Print the whole listing, character for character.

########################################

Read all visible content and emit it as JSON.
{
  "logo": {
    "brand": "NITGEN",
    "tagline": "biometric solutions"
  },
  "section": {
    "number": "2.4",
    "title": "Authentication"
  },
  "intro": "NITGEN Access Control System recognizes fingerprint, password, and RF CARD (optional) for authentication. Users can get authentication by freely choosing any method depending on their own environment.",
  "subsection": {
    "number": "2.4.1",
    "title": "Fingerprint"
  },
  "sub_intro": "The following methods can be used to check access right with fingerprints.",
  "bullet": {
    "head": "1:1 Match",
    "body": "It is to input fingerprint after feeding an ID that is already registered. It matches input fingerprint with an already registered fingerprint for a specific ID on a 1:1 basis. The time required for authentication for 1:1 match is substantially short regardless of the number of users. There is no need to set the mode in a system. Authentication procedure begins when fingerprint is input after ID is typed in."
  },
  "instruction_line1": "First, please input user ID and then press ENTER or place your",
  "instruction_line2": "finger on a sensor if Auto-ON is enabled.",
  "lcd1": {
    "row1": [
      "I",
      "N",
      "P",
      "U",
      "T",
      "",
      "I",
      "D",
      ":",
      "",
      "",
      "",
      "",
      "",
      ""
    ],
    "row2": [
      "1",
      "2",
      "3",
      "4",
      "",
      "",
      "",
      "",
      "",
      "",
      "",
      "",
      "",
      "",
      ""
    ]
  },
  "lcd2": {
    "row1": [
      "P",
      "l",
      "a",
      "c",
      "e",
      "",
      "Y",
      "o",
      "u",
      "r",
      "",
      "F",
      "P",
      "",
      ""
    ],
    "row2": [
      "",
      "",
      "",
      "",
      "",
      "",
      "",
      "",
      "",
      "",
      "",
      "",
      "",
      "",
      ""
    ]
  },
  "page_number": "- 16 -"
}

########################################

[Response below]
Read all visible content and emit it as JSON.
{
  "logo": {
    "brand": "NITGEN",
    "tagline": "biometric solutions"
  },
  "section": {
    "number": "2.4",
    "title": "Authentication"
  },
  "intro": "NITGEN Access Control System recognizes fingerprint, password, and RF CARD (optional) for authentication. Users can get authentication by freely choosing any method depending on their own environment.",
  "subsection": {
    "number": "2.4.1",
    "title": "Fingerprint"
  },
  "sub_intro": "The following methods can be used to check access right with fingerprints.",
  "bullet": {
    "head": "1:1 Match",
    "body": "It is to input fingerprint after feeding an ID that is already registered. It matches input fingerprint with an already registered fingerprint for a specific ID on a 1:1 basis. The time required for authentication for 1:1 match is substantially short regardless of the number of users. There is no need to set the mode in a system. Authentication procedure begins when fingerprint is input after ID is typed in."
  },
  "instruction_line1": "First, please input user ID and then press ENTER or place your",
  "instruction_line2": "finger on a sensor if Auto-ON is enabled.",
  "lcd1": {
    "row1": [
      "I",
      "N",
      "P",
      "U",
      "T",
      "",
      "I",
      "D",
      ":",
      "",
      "",
      "",
      "",
      "",
      ""
    ],
    "row2": [
      "1",
      "2",
      "3",
      "4",
      "",
      "",
      "",
      "",
      "",
      "",
      "",
      "",
      "",
      "",
      ""
    ]
  },
  "lcd2": {
    "row1": [
      "P",
      "l",
      "a",
      "c",
      "e",
      "",
      "Y",
      "o",
      "u",
      "r",
      "",
      "F",
      "P",
      "",
      ""
    ],
    "row2": [
      "",
      "",
      "",
      "",
      "",
      "",
      "",
      "",
      "",
      "",
      "",
      "",
      "",
      "",
      ""
    ]
  },
  "page_number": "- 16 -"
}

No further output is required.